___ RECORDS PROVIDED

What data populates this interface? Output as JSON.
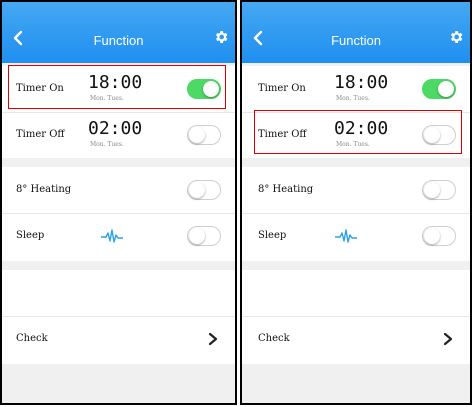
{
  "screens": [
    {
      "title": "Function",
      "timer_on": {
        "label": "Timer On",
        "time": "18:00",
        "days": "Mon. Tues.",
        "enabled": true
      },
      "timer_off": {
        "label": "Timer Off",
        "time": "02:00",
        "days": "Mon. Tues.",
        "enabled": false
      },
      "heating": {
        "label": "8° Heating",
        "enabled": false
      },
      "sleep": {
        "label": "Sleep",
        "enabled": false
      },
      "check": {
        "label": "Check"
      },
      "highlighted_row": "timer_on"
    },
    {
      "title": "Function",
      "timer_on": {
        "label": "Timer On",
        "time": "18:00",
        "days": "Mon. Tues.",
        "enabled": true
      },
      "timer_off": {
        "label": "Timer Off",
        "time": "02:00",
        "days": "Mon. Tues.",
        "enabled": false
      },
      "heating": {
        "label": "8° Heating",
        "enabled": false
      },
      "sleep": {
        "label": "Sleep",
        "enabled": false
      },
      "check": {
        "label": "Check"
      },
      "highlighted_row": "timer_off"
    }
  ],
  "colors": {
    "header": "#2196f3",
    "toggle_on": "#4cd964",
    "highlight": "#dd0000",
    "sleep_icon": "#29a3e8"
  },
  "icons": {
    "back": "chevron-left-icon",
    "settings": "gear-icon",
    "sleep": "sleep-wave-icon",
    "check": "chevron-right-icon"
  }
}
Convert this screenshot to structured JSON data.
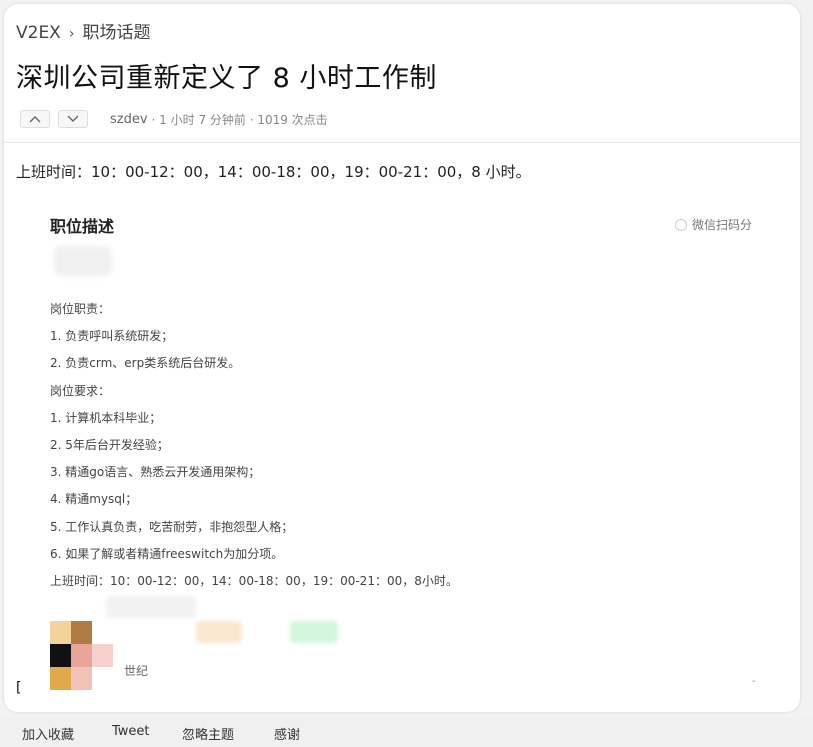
{
  "breadcrumb": {
    "site": "V2EX",
    "sep": "›",
    "node": "职场话题"
  },
  "topic": {
    "title": "深圳公司重新定义了 8 小时工作制",
    "author": "szdev",
    "meta": "· 1 小时 7 分钟前 · 1019 次点击",
    "content": "上班时间：10：00-12：00，14：00-18：00，19：00-21：00，8 小时。"
  },
  "job_image": {
    "heading": "职位描述",
    "wechat": "微信扫码分",
    "lines": [
      "岗位职责：",
      "1. 负责呼叫系统研发；",
      "2. 负责crm、erp类系统后台研发。",
      "岗位要求：",
      "1. 计算机本科毕业；",
      "2. 5年后台开发经验；",
      "3. 精通go语言、熟悉云开发通用架构；",
      "4. 精通mysql；",
      "5. 工作认真负责，吃苦耐劳，非抱怨型人格；",
      "6. 如果了解或者精通freeswitch为加分项。",
      "上班时间：10：00-12：00，14：00-18：00，19：00-21：00，8小时。"
    ],
    "signature": "世纪"
  },
  "footer": {
    "favorite": "加入收藏",
    "tweet": "Tweet",
    "ignore": "忽略主题",
    "thanks": "感谢"
  },
  "colors": {
    "background": "#f2f2f2",
    "card": "#ffffff",
    "muted": "#888888"
  }
}
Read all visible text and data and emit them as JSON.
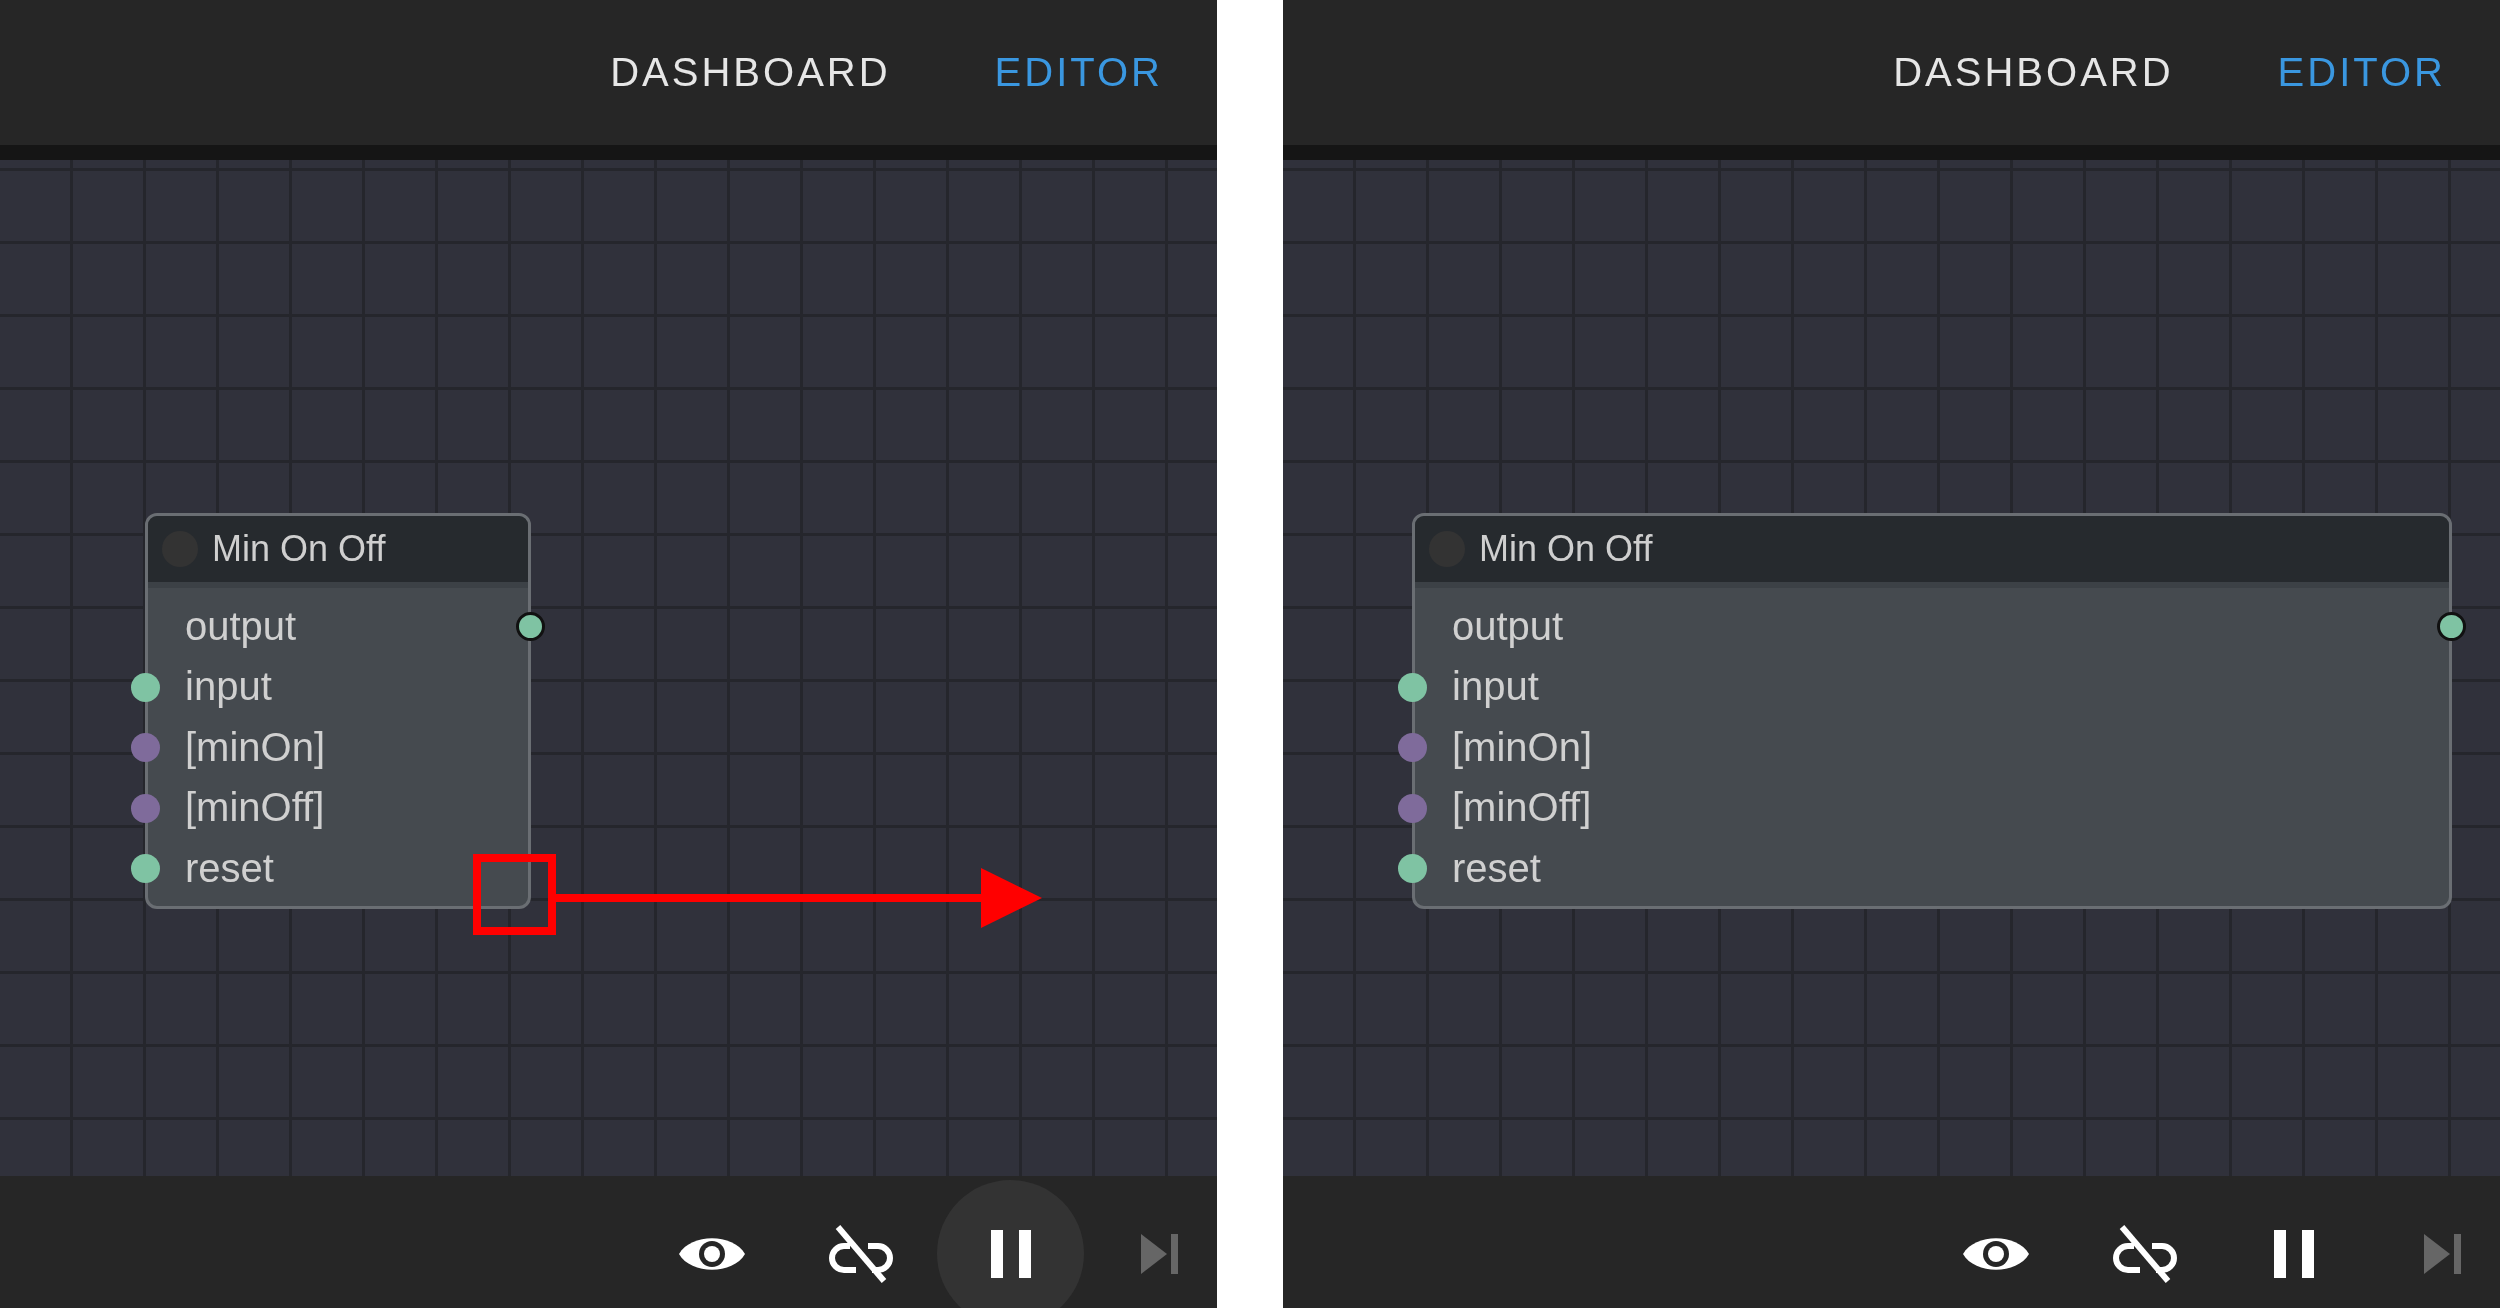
{
  "panels": [
    {
      "tabs": [
        {
          "label": "DASHBOARD",
          "selected": false
        },
        {
          "label": "EDITOR",
          "selected": true
        }
      ],
      "node": {
        "title": "Min On Off",
        "resized": false,
        "slots": [
          {
            "label": "output",
            "kind": "output",
            "color": "#7fc3a3"
          },
          {
            "label": "input",
            "kind": "input",
            "color": "#7fc3a3"
          },
          {
            "label": "[minOn]",
            "kind": "input",
            "color": "#7f6b9b"
          },
          {
            "label": "[minOff]",
            "kind": "input",
            "color": "#7f6b9b"
          },
          {
            "label": "reset",
            "kind": "input",
            "color": "#7fc3a3"
          }
        ]
      },
      "resize_hint": true,
      "toolbar": [
        {
          "kind": "eye",
          "highlighted": false,
          "disabled": false
        },
        {
          "kind": "link-off",
          "highlighted": false,
          "disabled": false
        },
        {
          "kind": "pause",
          "highlighted": true,
          "disabled": false
        },
        {
          "kind": "step",
          "highlighted": false,
          "disabled": true
        }
      ]
    },
    {
      "tabs": [
        {
          "label": "DASHBOARD",
          "selected": false
        },
        {
          "label": "EDITOR",
          "selected": true
        }
      ],
      "node": {
        "title": "Min On Off",
        "resized": true,
        "slots": [
          {
            "label": "output",
            "kind": "output",
            "color": "#7fc3a3"
          },
          {
            "label": "input",
            "kind": "input",
            "color": "#7fc3a3"
          },
          {
            "label": "[minOn]",
            "kind": "input",
            "color": "#7f6b9b"
          },
          {
            "label": "[minOff]",
            "kind": "input",
            "color": "#7f6b9b"
          },
          {
            "label": "reset",
            "kind": "input",
            "color": "#7fc3a3"
          }
        ]
      },
      "resize_hint": false,
      "toolbar": [
        {
          "kind": "eye",
          "highlighted": false,
          "disabled": false
        },
        {
          "kind": "link-off",
          "highlighted": false,
          "disabled": false
        },
        {
          "kind": "pause",
          "highlighted": false,
          "disabled": false
        },
        {
          "kind": "step",
          "highlighted": false,
          "disabled": true
        }
      ]
    }
  ]
}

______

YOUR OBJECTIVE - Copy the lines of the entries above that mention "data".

REPLY TO THE EXERCISE -
What data populates this interface? Output as JSON.
Convert this screenshot to structured JSON data.
Read all visible text and data and emit them as JSON.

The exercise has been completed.